Volunteers are an important asset for your nonprofit; by donating their time, they enable your paid staff members to carry out specialized tasks. If you’re struggling to find long-term volunteers, or if your go-to people have limited availability, senior citizens can be a great solution. The numbers are in your favor in 2011, 29 percent of Canada’s population were baby boomers. As this group ages, the potential senior volunteer pool grows. With the right recruiting tactics, you can bring in older people and create a partnership that benefits both your organization and the senior volunteers.
Benefits of Using Senior Volunteers
Seniors can solve a variety of problems that are common in nonprofit volunteer programs. The first is availability; since many seniors are in retirement and not caring for a young family, they tend to have more time to donate to your cause. Older people bring in decades of professional and life experience, so they may require less training than younger people. They are also more mature and better able to handle phone calls and professional communication. What’s more, research by Volunteer Canada found that seniors tend to be loyal to causes they believe in and organizations that treat them well a significant benefit if your nonprofit struggles to retain volunteers.

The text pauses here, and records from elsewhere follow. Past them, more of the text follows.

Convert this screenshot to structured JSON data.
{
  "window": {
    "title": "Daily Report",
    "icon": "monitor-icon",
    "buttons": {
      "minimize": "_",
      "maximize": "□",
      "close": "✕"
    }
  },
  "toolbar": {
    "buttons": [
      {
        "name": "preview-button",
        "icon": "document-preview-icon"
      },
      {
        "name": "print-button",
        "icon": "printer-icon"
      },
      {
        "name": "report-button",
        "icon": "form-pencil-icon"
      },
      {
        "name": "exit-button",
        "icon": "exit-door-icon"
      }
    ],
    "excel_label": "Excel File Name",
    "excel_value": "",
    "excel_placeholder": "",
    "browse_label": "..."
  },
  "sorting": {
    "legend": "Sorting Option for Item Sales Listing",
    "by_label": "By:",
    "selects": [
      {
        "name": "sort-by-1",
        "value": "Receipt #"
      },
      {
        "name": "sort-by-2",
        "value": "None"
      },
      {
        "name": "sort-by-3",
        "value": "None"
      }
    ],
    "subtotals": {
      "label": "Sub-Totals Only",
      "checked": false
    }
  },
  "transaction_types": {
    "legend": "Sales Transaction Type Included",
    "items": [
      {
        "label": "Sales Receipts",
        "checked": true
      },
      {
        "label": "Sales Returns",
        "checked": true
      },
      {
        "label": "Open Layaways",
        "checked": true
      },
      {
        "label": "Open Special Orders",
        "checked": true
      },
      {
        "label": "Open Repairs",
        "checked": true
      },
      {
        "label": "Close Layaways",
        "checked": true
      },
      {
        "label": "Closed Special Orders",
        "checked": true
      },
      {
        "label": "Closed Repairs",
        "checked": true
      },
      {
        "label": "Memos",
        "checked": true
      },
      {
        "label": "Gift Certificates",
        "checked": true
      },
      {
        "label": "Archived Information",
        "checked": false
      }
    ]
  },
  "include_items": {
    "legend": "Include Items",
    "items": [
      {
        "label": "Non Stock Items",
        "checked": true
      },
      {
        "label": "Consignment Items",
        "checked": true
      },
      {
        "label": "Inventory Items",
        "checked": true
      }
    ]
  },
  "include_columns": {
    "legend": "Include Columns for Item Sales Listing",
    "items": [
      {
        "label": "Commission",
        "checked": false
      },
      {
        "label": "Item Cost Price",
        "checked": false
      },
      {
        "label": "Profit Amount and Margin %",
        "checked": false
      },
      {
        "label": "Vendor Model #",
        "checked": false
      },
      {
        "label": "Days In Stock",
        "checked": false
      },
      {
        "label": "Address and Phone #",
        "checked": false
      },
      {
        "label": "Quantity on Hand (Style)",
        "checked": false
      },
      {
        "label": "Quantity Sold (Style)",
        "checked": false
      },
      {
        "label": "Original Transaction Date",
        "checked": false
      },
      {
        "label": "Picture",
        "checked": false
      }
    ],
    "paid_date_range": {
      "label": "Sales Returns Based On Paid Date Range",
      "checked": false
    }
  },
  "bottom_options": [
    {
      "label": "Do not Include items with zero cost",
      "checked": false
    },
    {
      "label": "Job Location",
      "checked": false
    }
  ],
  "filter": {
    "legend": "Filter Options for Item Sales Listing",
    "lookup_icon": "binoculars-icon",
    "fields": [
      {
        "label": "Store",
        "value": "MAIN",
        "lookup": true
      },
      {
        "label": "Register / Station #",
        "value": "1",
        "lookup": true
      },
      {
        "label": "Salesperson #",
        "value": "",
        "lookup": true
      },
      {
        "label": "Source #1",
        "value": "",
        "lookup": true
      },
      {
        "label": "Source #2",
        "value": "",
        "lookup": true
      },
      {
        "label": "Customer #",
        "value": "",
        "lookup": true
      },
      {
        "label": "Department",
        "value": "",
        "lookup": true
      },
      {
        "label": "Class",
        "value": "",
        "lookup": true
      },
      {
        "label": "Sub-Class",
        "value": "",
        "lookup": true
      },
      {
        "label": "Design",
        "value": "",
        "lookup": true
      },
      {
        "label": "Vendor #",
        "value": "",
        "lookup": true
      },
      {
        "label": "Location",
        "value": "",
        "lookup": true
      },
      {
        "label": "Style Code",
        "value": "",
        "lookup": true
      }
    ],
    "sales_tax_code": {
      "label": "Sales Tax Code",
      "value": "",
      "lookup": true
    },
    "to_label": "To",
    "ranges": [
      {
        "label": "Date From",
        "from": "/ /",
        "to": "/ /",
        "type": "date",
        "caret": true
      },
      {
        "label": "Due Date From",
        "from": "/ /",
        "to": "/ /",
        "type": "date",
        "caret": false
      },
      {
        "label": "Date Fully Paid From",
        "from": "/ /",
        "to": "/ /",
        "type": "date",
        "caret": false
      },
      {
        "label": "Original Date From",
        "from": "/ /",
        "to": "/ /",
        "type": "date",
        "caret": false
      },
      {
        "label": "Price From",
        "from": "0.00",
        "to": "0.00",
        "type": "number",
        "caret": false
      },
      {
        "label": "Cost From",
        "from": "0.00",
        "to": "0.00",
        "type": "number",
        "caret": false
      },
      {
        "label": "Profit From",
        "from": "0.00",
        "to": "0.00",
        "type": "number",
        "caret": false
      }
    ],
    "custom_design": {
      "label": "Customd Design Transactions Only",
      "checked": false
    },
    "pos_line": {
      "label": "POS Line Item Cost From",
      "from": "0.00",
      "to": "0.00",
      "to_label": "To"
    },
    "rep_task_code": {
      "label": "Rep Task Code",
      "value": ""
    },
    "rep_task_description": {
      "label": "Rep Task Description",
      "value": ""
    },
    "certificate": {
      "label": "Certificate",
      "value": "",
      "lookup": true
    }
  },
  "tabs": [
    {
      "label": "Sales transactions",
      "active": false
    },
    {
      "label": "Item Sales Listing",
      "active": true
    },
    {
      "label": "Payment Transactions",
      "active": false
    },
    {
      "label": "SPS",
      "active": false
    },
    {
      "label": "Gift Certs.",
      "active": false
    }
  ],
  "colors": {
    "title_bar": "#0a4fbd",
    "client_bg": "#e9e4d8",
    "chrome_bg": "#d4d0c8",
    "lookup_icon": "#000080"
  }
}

If your organization is dedicated to community-building, volunteering also benefits the seniors themselves. It provides social interaction, reduces isolation, cuts down on depression, and provides healthy physical activity that can slow the effects of aging. By engaging older nonprofit volunteers, you can help improve the quality of life for a sector of the local population.

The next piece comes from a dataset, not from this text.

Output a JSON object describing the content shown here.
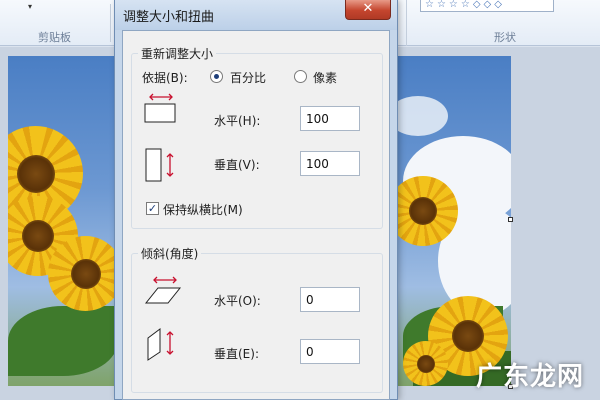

How to Recruit Senior Volunteers
To recruit older adults, you may need to adjust your current strategy. Since many seniors are less comfortable with internet communication, social media posts and email campaigns might not be effective. Instead, consider a direct mail campaign or a print advertisement. Post flyers at places that serve older community members, including churches, senior centers, and senior housing communities. Put a notice in your monthly newsletter, and ask your current volunteers, donors, and staff to send their grandparents or older friends your way.
Another way to bring more seniors to your volunteer program is to offer transportation. A simple pickup and drop-off program can set older volunteers’ minds at ease, particularly if they have vision problems or prefer not to drive during busy periods.
The language you use in volunteer recruitment should be targeted to the concerns of older people. Since many seniors live on fixed incomes, you might emphasize that your program is free and highlight cost-saving perks such as meals during volunteer shifts and discounts at local businesses. Highlight the social aspects of your volunteer work to bring in people who are looking for a community. You might also list available positions that might be attractive to retirees, such as greeting event attendees or participating in event planning.
Using Older Volunteers
Once you have older volunteers on board, keep them engaged with targeted work options. Seniors with years of professional experience can use their management skills in a volunteer supervisor position; people who are personable and chatty might be happy answering phones, operating the front desk, or circulating at events to welcome visitors. If your organization serves local people, consider using older senior volunteers to provide counseling or social support. Your older volunteers can be particularly invaluable in working with older community members. A great example is the Peer Advocate Program at the Seniors Resource Centre of Newfoundland and Labrador, which uses older volunteers to provide assistance and a listening ear for other seniors dealing with difficult situations. With the right opportunities, you can keep senior volunteers engaged and maximize their contributions to your organization.